NEW YORK: US retailers cheered a buoyant start to the holiday shopping season on Tuesday (Nov 29), but warned that a potential freight rail strike could still cripple the critically busy period.
In spite of grinding inflation, customer counts on “Black Friday” and throughout the Thanksgiving holiday shopping weekend jumped from last year, exceeding expectations, according to data from the National Retail Federation (NRF).
Surveys had suggested shopper reticence, but “there’s a difference between attitude and action”, said NRF President Matthew Shay.
Consumers “say one thing and do another”, added Shay, who characterized the robust labor market as an offset to the drag from higher costs for gasoline and household staples.
The NRF’s survey estimated that 196.7 million Americans shopped in stores in the five-day stretch between last Thursday’s Thanksgiving and “Cyber Monday”, spending an average of US$325.44 on holiday-related purchases.
The number of shoppers accounts for almost 60% of the US population and stands 17% above the 2021 level, with most of the increase coming from a resurgence in physical shopping after ecommerce saw heady growth the last two pandemic-affected seasons.
The NRF has projected that holiday retail sales will grow between 6% and 8% over 2021 to as much as US$960.4 billion for the entire season.
“We continue to expect a healthy holiday season,” Shay said. “Consumers are spending and generally speaking, retailers are feeling positive about their inventory levels.”
But he emphasised that a rail strike would have “devastating” effects on the consumer-driven US economy, employing the same word US President Joe Biden used on Monday night in calling on Congress to intervene in the matter.
The issue has come to a head after workers at four of 12 freight rail unions rejected a September agreement between the rail industry and organised labour, setting the stage for a potential strike on Dec 9.
The proposed contract, reached after lengthy negotiations involving the White House, includes hefty wage increases but no paid sick leave.

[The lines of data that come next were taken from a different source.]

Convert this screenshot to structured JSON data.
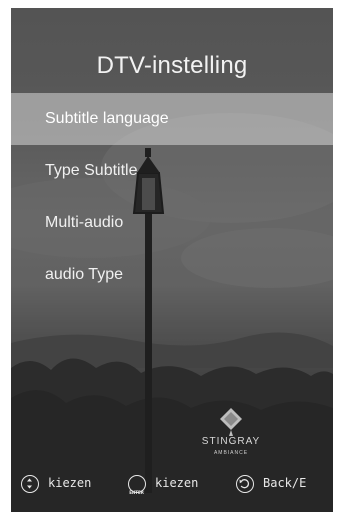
{
  "screen": {
    "title": "DTV-instelling"
  },
  "menu": {
    "items": [
      {
        "label": "Subtitle language",
        "selected": true
      },
      {
        "label": "Type Subtitle",
        "selected": false
      },
      {
        "label": "Multi-audio",
        "selected": false
      },
      {
        "label": "audio Type",
        "selected": false
      }
    ]
  },
  "branding": {
    "logo_text": "STINGRAY",
    "logo_subtext": "AMBIANCE"
  },
  "hints": {
    "navigate_label": "kiezen",
    "navigate_icon": "up-down-icon",
    "enter_label": "kiezen",
    "enter_icon_text": "ENTER",
    "enter_icon": "enter-icon",
    "back_label": "Back/E",
    "back_icon": "back-icon"
  },
  "colors": {
    "selection_highlight": "#b9b9b9",
    "text": "#f0f0f0"
  }
}
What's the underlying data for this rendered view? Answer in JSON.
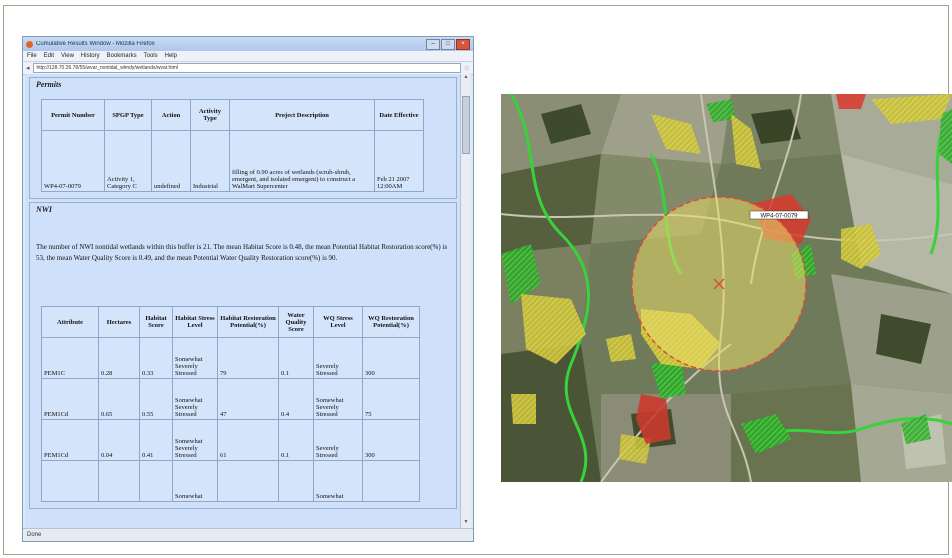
{
  "window": {
    "title": "Cumulative Results Window - Mozilla Firefox",
    "menu": [
      "File",
      "Edit",
      "View",
      "History",
      "Bookmarks",
      "Tools",
      "Help"
    ],
    "url": "http://128.70.26.78/55/wvar_nontidal_wlmdy/wetlands/wvar.html",
    "status": "Done"
  },
  "permits": {
    "legend": "Permits",
    "headers": [
      "Permit Number",
      "SPGP Type",
      "Action",
      "Activity Type",
      "Project Description",
      "Date Effective"
    ],
    "rows": [
      {
        "permit_number": "WP4-07-0079",
        "spgp_type": "Activity 1, Category C",
        "action": "undefined",
        "activity_type": "Industrial",
        "description": "filling of 0.90 acres of wetlands (scrub-shrub, emergent, and isolated emergent) to construct a WalMart Supercenter",
        "date": "Feb 21 2007 12:00AM"
      }
    ]
  },
  "nwi": {
    "legend": "NWI",
    "text": "The number of NWI nontidal wetlands within this buffer is 21. The mean Habitat Score is 0.48, the mean Potential Habitat Restoration score(%) is 53, the mean Water Quality Score is 0.49, and the mean Potential Water Quality Restoration score(%) is 90.",
    "headers": [
      "Attribute",
      "Hectares",
      "Habitat Score",
      "Habitat Stress Level",
      "Habitat Restoration Potential(%)",
      "Water Quality Score",
      "WQ Stress Level",
      "WQ Restoration Potential(%)"
    ],
    "rows": [
      {
        "attribute": "PEM1C",
        "hectares": "0.28",
        "habitat_score": "0.33",
        "habitat_stress": "Somewhat Severely Stressed",
        "habitat_restoration": "79",
        "wq_score": "0.1",
        "wq_stress": "Severely Stressed",
        "wq_restoration": "300"
      },
      {
        "attribute": "PEM1Cd",
        "hectares": "0.65",
        "habitat_score": "0.55",
        "habitat_stress": "Somewhat Severely Stressed",
        "habitat_restoration": "47",
        "wq_score": "0.4",
        "wq_stress": "Somewhat Severely Stressed",
        "wq_restoration": "75"
      },
      {
        "attribute": "PEM1Cd",
        "hectares": "0.04",
        "habitat_score": "0.41",
        "habitat_stress": "Somewhat Severely Stressed",
        "habitat_restoration": "61",
        "wq_score": "0.1",
        "wq_stress": "Severely Stressed",
        "wq_restoration": "300"
      },
      {
        "attribute": "",
        "hectares": "",
        "habitat_score": "",
        "habitat_stress": "Somewhat",
        "habitat_restoration": "",
        "wq_score": "",
        "wq_stress": "Somewhat",
        "wq_restoration": ""
      }
    ]
  },
  "map": {
    "site_label": "WP4-07-0079",
    "colors": {
      "buffer": "#e9dc6a",
      "high": "#d93a2e",
      "medium": "#e4d53a",
      "low": "#3ecf3a"
    }
  }
}
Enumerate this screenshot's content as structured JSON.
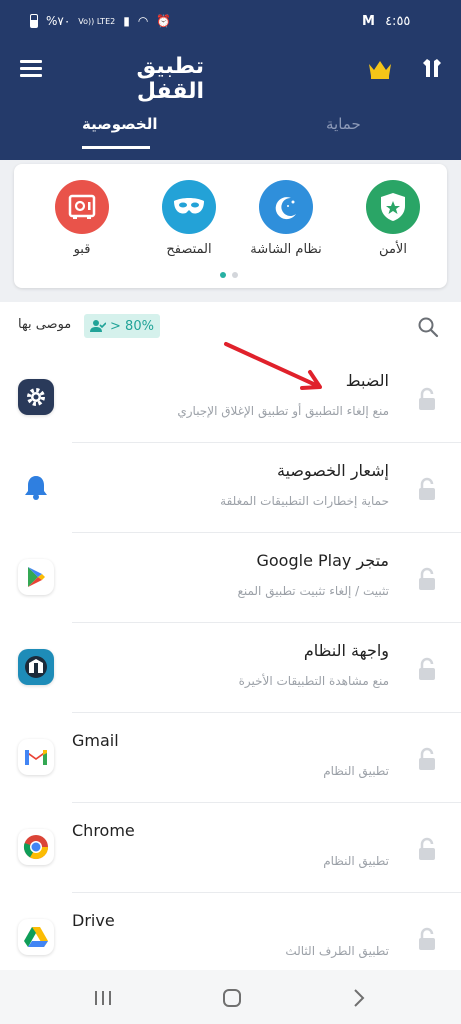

Shay endorsed Biden’s message, noting that a rail strike would stress the nation’s transport system at a time when it is still recovering from supply chain problems.
But beyond the direct impact on commerce, Shay said a rail strike also had potential to dent consumer sentiment in a way similar to government shutdowns and other “external” events that have crimped prior holiday seasons.
A strike could hit consumer sentiment “at the worst possible time”, he said. – AFP